*** Opening of RECORDS FOR THE TASK ***

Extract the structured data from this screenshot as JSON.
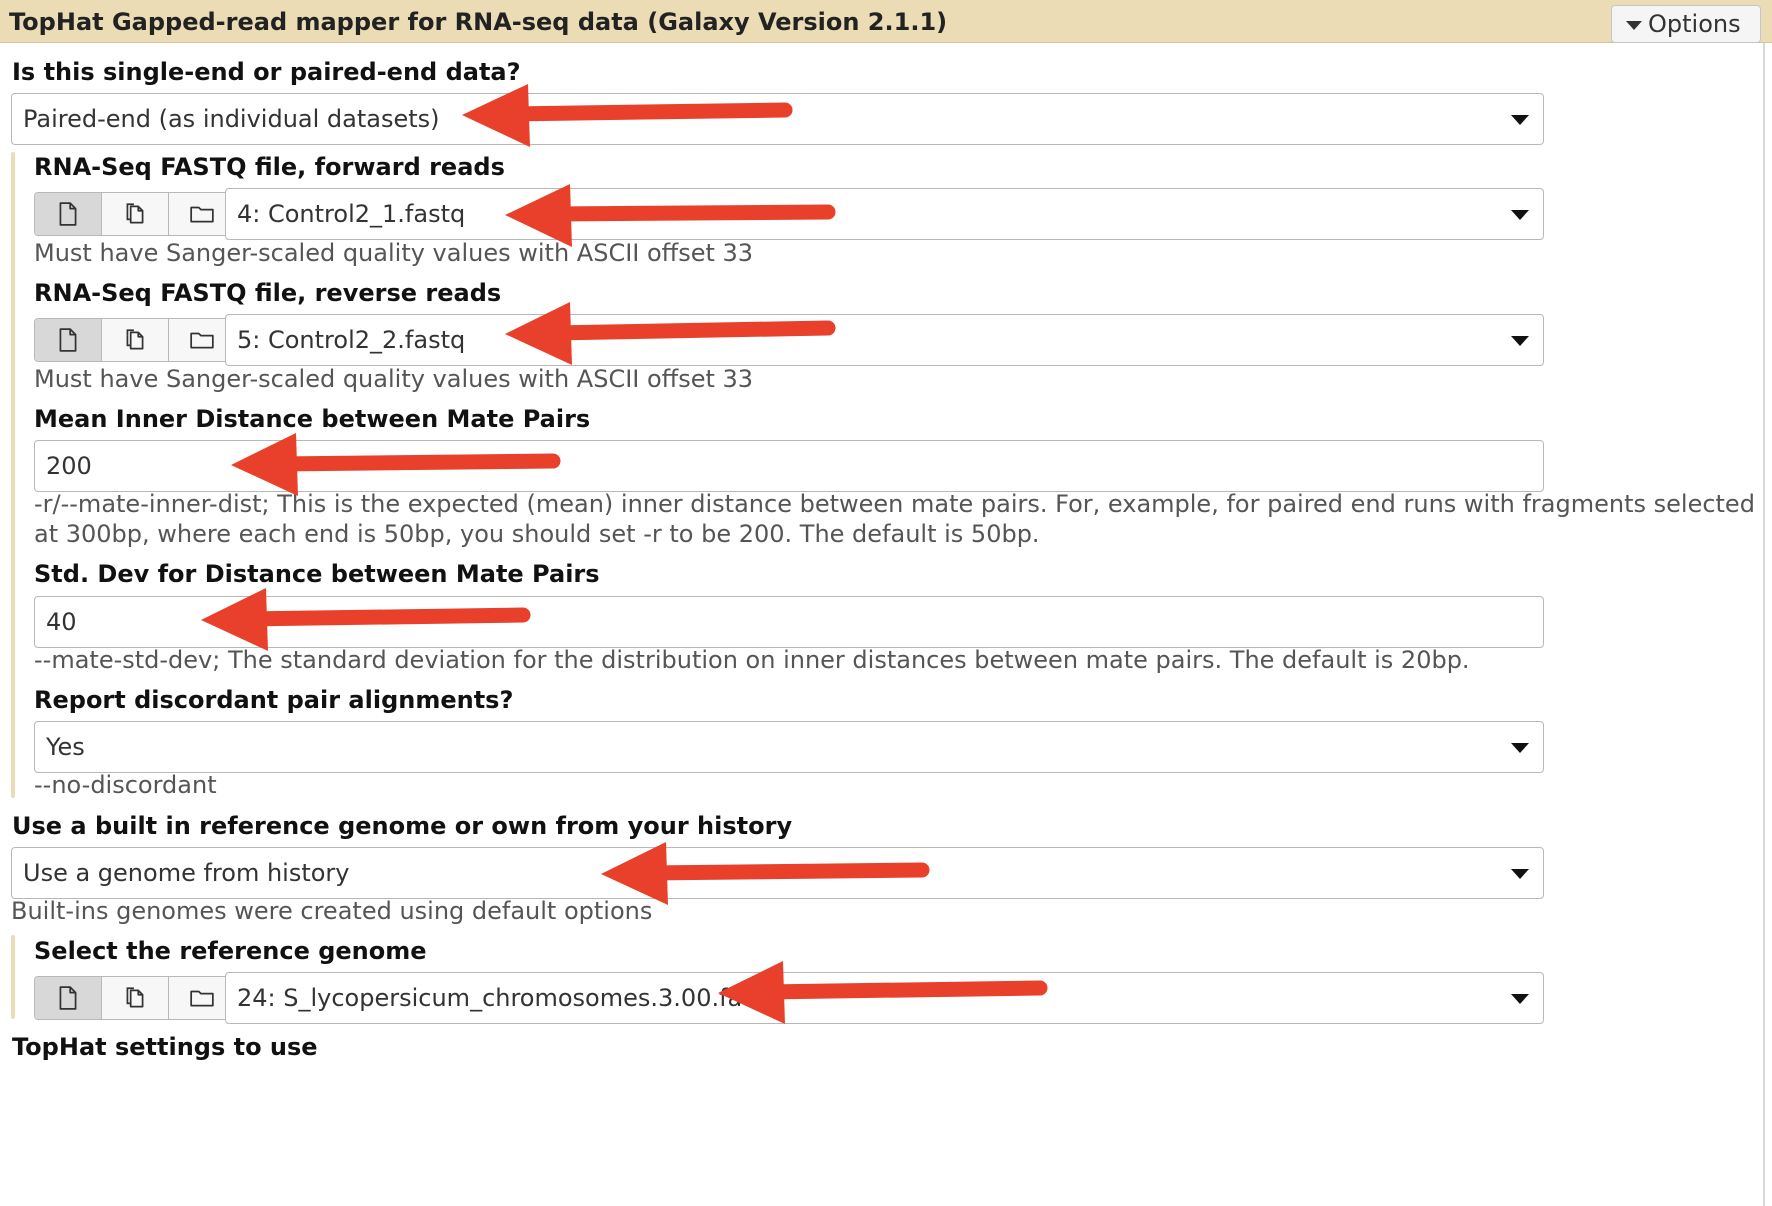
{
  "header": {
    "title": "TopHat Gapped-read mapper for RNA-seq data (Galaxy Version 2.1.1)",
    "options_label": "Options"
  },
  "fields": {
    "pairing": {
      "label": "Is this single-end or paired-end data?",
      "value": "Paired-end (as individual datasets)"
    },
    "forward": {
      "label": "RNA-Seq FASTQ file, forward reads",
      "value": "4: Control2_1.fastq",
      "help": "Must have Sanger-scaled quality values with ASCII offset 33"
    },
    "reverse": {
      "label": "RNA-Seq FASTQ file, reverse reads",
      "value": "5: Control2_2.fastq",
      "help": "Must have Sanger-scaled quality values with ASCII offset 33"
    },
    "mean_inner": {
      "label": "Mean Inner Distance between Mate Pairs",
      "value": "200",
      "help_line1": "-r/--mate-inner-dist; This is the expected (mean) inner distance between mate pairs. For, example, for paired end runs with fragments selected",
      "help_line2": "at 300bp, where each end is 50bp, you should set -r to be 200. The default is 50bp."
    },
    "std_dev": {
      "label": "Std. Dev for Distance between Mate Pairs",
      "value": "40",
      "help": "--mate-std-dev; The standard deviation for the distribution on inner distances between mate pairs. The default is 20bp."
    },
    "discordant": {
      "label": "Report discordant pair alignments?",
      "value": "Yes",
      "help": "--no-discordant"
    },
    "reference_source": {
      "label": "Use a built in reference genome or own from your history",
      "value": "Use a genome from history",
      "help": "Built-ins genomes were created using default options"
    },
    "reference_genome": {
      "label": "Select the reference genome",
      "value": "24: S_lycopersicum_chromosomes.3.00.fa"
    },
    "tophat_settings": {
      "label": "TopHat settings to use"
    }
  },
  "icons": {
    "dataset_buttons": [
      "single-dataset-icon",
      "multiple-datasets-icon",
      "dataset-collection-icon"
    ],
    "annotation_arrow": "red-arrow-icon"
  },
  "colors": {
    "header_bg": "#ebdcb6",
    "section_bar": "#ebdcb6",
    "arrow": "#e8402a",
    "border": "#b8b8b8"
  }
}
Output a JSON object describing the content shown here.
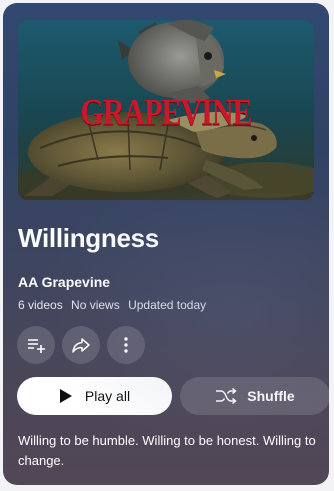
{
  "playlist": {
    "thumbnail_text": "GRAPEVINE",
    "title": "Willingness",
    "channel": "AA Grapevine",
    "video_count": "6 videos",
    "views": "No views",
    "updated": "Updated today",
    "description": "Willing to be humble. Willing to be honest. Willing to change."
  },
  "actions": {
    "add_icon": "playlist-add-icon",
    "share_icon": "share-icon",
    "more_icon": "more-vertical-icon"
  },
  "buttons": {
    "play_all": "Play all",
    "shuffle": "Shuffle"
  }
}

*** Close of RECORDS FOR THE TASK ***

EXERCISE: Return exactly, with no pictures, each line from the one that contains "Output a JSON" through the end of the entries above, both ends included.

RESPONSE AREA:
Output a JSON object describing the content shown here.
{
  "playlist": {
    "thumbnail_text": "GRAPEVINE",
    "title": "Willingness",
    "channel": "AA Grapevine",
    "video_count": "6 videos",
    "views": "No views",
    "updated": "Updated today",
    "description": "Willing to be humble. Willing to be honest. Willing to change."
  },
  "actions": {
    "add_icon": "playlist-add-icon",
    "share_icon": "share-icon",
    "more_icon": "more-vertical-icon"
  },
  "buttons": {
    "play_all": "Play all",
    "shuffle": "Shuffle"
  }
}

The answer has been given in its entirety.